Last Saturday (July 31) I wrote about blogs for the Globe and Mail. I had originally pitched the Globe about attending a Toronto conference entitled Exploring the Fusion Power of Public and Participatory Journalism that was going to be held on Tuesday, August 3 and writing about the results. The Globe decided that a preview of the conference would be a much better idea. I mention this because doing a preview meant I had a little over a day to turn in 1,300 words. As a magazine writer, I’m used to a much slower pace.
If that sounds like the gentle eddies of an excuse forming, you’re sorta right, but a mistake is a mistake, regardless of the looming deadline. And so, I apologize for writing Matt Welsh, instead of Welch in my blog article. I have corrected the error in the version of the article that appears on my website. (See link in first sentence.)
Of course, the only thing worse than making an error is getting caught making an error. And inside today’s National Post (August 7, 2004), in a commentary column about covering the recent DNC, Matt Welch writes:
Not that I’m complaining, mind you. It’s always fun to have your work read, and any press is good press, as long as they spell your name right. (Psst! Globe and Mail guys! It’s W-e-l-c-h!)
Touché Welch. I mean, the guy has a website with the URL www.mattwelch.com. How could I mungle that one? (FYI: Mungle being a mixture of mangle and bungle, as opposed to a typo, which would be an even richer irony, given the whole mess.)
It is always a little scary hitting the send button for any newspaper article I file, because contrary to popular belief, there is nothing akin to fact-checking performed at any of the newspapers I write for. And since I know this, I tend to be as careful as I can. Still, as Jeff Jarvis (by way of Ken Layne) noted at the Fusion Power conference, "We [bloggers] fact-check your [Big Media’s] ass." And ultimately, that is a good thing. Except, of course, when the blogger pinches the ass of Bigge Media. I promise to be even more diligent from herein.
And I take some solace in the fact that, to the best of my knowledge, there are no errors in my article about the swing in the alley that appears in today’s Toronto section of the Post.
By the way, I feel it worthwhile to note that I received the swing article assignment on Tuesday, July 27. I mention this because a few days later, the Saturday Globe (bastards!) wrote about the swing. I do not wish people to think I get my National Post Toronto section ideas by reading the Toronto section of the Globe and Mail.
Rather than end this post with a mote of grace, I will instead conclude by mentioning Robert Fulford’s takedown of Edward Greenspon’s Saturday ramblings.
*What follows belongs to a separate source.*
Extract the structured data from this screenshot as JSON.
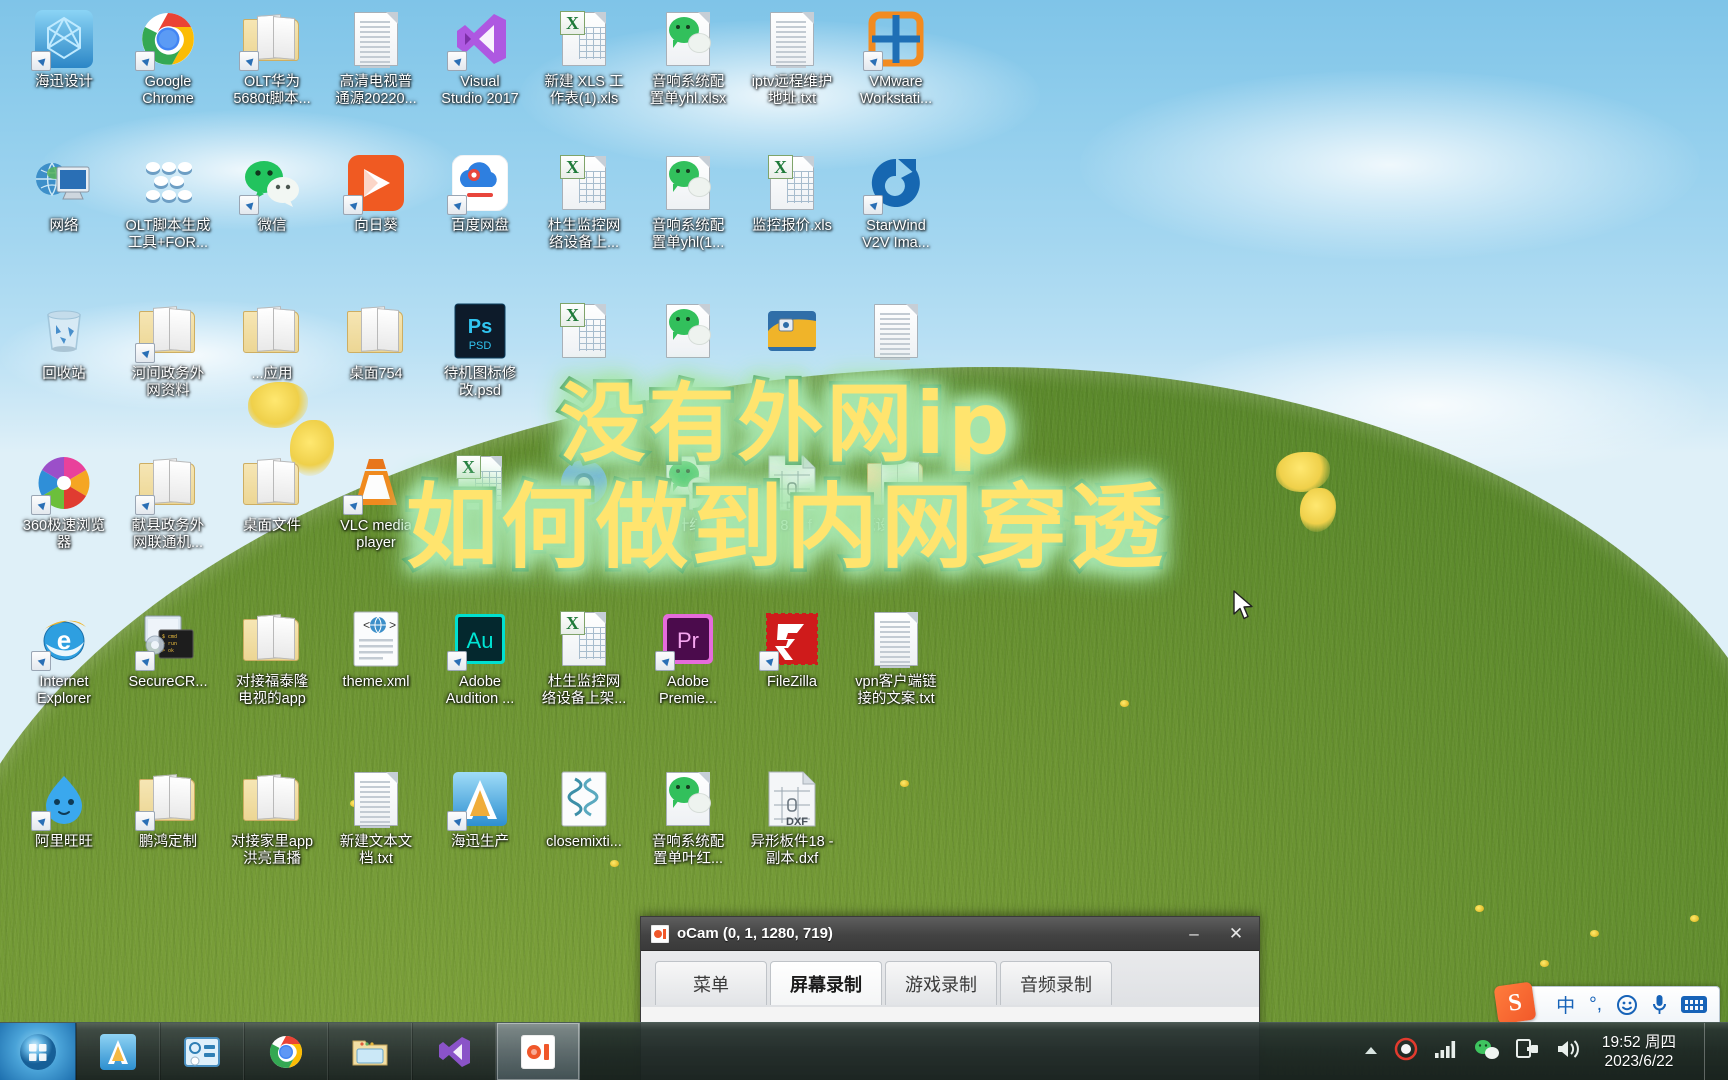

As Fulford wrote today:
Greenspon’s "Letter from the Editor," which appears in a prominent position on Page Two, may be the most spectacular example in current Canadian journalism of a bad idea badly executed.
Editorial problems may excite him … but they’re no fun to read about. They’re dreary, even for people in the business.
In fact, Greenspon makes editing sound so deadly that it’s as if he were trying to discourage the young from entering journalism.
Or at the very least, encourage them start a blog instead.